#### [Prompt]
If a line below contains the word "icon", count it; give only the total.

#### [Stored data]
╔══

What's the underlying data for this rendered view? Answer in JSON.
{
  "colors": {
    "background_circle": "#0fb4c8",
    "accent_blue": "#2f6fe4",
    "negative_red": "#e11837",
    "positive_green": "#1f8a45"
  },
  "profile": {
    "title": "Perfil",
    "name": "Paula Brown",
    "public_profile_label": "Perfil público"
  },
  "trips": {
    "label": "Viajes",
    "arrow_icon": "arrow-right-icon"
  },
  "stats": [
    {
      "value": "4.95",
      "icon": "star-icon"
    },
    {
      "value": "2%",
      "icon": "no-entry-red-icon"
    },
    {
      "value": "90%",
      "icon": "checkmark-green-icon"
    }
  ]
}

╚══
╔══

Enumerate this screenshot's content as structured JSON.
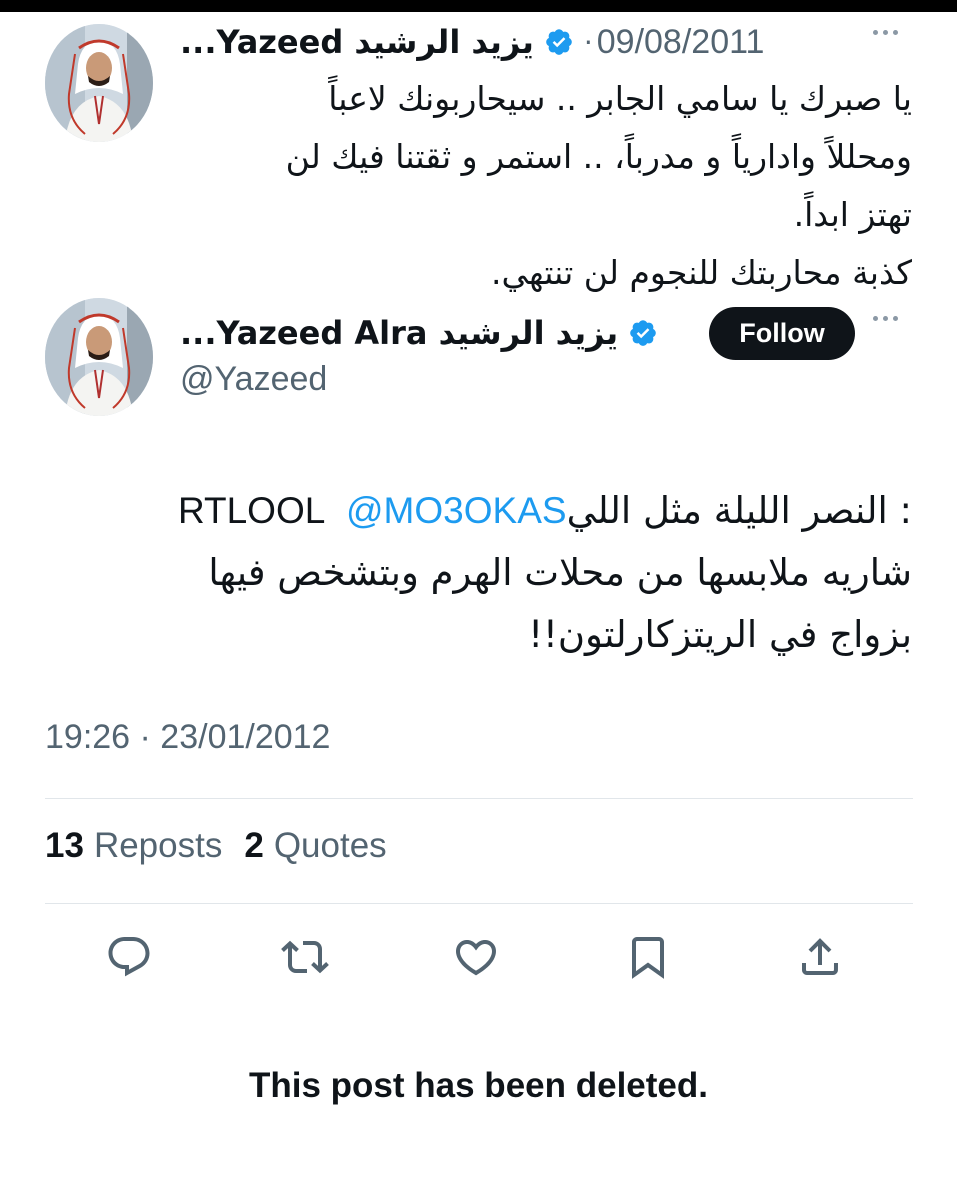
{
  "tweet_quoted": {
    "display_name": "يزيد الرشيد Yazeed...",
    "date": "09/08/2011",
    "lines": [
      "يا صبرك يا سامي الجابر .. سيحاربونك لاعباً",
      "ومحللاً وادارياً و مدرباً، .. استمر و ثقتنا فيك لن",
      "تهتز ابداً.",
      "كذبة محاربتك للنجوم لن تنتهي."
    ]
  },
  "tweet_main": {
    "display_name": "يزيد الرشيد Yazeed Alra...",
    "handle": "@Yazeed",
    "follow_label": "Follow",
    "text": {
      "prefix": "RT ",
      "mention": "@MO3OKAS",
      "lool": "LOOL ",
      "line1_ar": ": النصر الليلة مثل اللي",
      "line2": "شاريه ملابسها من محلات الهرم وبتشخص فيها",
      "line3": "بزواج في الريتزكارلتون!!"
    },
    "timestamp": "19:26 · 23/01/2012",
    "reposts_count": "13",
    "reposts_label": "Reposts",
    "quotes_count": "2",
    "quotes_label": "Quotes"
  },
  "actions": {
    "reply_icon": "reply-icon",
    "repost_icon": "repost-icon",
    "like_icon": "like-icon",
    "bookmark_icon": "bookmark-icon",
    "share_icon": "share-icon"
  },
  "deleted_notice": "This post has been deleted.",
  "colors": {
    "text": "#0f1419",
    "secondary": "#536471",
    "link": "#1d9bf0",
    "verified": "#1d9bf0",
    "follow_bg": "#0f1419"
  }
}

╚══

#### [Task result]
9